# WHAT TO PRODUCE:
Could you please repeat the entries below word for word, with the images left out?

# SUPPLIED RECORDS:
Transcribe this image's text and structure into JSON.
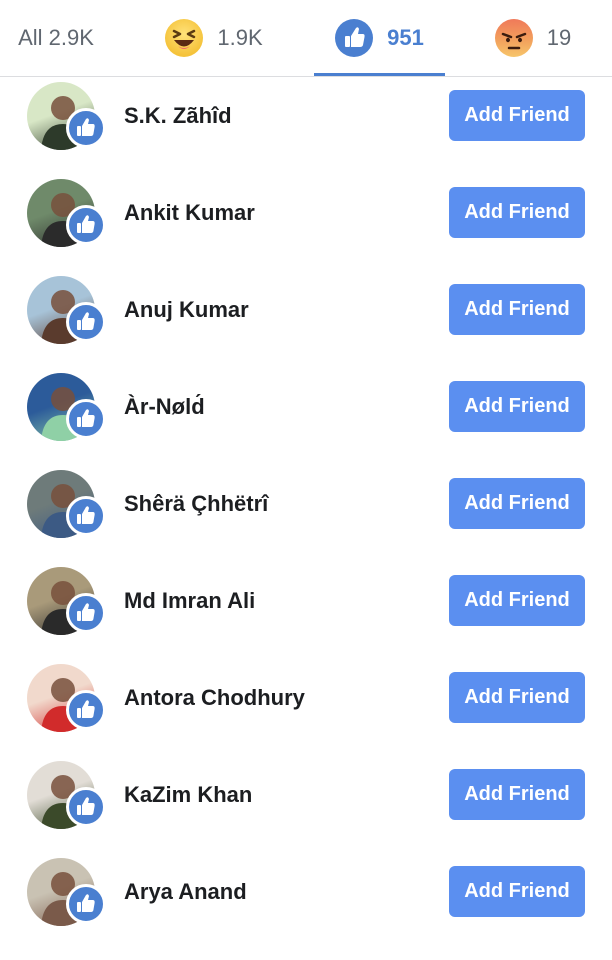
{
  "tabs": {
    "all": {
      "label": "All",
      "count": "2.9K"
    },
    "haha": {
      "count": "1.9K",
      "icon": "haha-reaction-icon"
    },
    "like": {
      "count": "951",
      "icon": "like-reaction-icon"
    },
    "angry": {
      "count": "19",
      "icon": "angry-reaction-icon"
    }
  },
  "colors": {
    "accent": "#4a7fd0",
    "button": "#5b8ff0",
    "text": "#1c1e21",
    "muted": "#606770"
  },
  "people": [
    {
      "name": "S.K. Zãhîd",
      "button": "Add Friend",
      "avatar_colors": [
        "#d8e7c6",
        "#2d3a2a"
      ]
    },
    {
      "name": "Ankit Kumar",
      "button": "Add Friend",
      "avatar_colors": [
        "#6f8a6a",
        "#2b2b2b"
      ]
    },
    {
      "name": "Anuj Kumar",
      "button": "Add Friend",
      "avatar_colors": [
        "#a7c3d8",
        "#5a3b2d"
      ]
    },
    {
      "name": "Àr-Nøld́",
      "button": "Add Friend",
      "avatar_colors": [
        "#2c5b9a",
        "#8fd0a6"
      ]
    },
    {
      "name": "Shêrä Çhhëtrî",
      "button": "Add Friend",
      "avatar_colors": [
        "#6e7b7a",
        "#3c5a84"
      ]
    },
    {
      "name": "Md Imran Ali",
      "button": "Add Friend",
      "avatar_colors": [
        "#a99a7a",
        "#2a2a2a"
      ]
    },
    {
      "name": "Antora Chodhury",
      "button": "Add Friend",
      "avatar_colors": [
        "#f1d9cc",
        "#d12b2b"
      ]
    },
    {
      "name": "KaZim Khan",
      "button": "Add Friend",
      "avatar_colors": [
        "#e2ddd6",
        "#3b4a2a"
      ]
    },
    {
      "name": "Arya Anand",
      "button": "Add Friend",
      "avatar_colors": [
        "#c9c2b3",
        "#7a5a4a"
      ]
    }
  ]
}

# TASK RESPONSE:
Transcribe this image's text and structure into JSON.
{
  "tabs": {
    "all": {
      "label": "All",
      "count": "2.9K"
    },
    "haha": {
      "count": "1.9K",
      "icon": "haha-reaction-icon"
    },
    "like": {
      "count": "951",
      "icon": "like-reaction-icon"
    },
    "angry": {
      "count": "19",
      "icon": "angry-reaction-icon"
    }
  },
  "colors": {
    "accent": "#4a7fd0",
    "button": "#5b8ff0",
    "text": "#1c1e21",
    "muted": "#606770"
  },
  "people": [
    {
      "name": "S.K. Zãhîd",
      "button": "Add Friend",
      "avatar_colors": [
        "#d8e7c6",
        "#2d3a2a"
      ]
    },
    {
      "name": "Ankit Kumar",
      "button": "Add Friend",
      "avatar_colors": [
        "#6f8a6a",
        "#2b2b2b"
      ]
    },
    {
      "name": "Anuj Kumar",
      "button": "Add Friend",
      "avatar_colors": [
        "#a7c3d8",
        "#5a3b2d"
      ]
    },
    {
      "name": "Àr-Nøld́",
      "button": "Add Friend",
      "avatar_colors": [
        "#2c5b9a",
        "#8fd0a6"
      ]
    },
    {
      "name": "Shêrä Çhhëtrî",
      "button": "Add Friend",
      "avatar_colors": [
        "#6e7b7a",
        "#3c5a84"
      ]
    },
    {
      "name": "Md Imran Ali",
      "button": "Add Friend",
      "avatar_colors": [
        "#a99a7a",
        "#2a2a2a"
      ]
    },
    {
      "name": "Antora Chodhury",
      "button": "Add Friend",
      "avatar_colors": [
        "#f1d9cc",
        "#d12b2b"
      ]
    },
    {
      "name": "KaZim Khan",
      "button": "Add Friend",
      "avatar_colors": [
        "#e2ddd6",
        "#3b4a2a"
      ]
    },
    {
      "name": "Arya Anand",
      "button": "Add Friend",
      "avatar_colors": [
        "#c9c2b3",
        "#7a5a4a"
      ]
    }
  ]
}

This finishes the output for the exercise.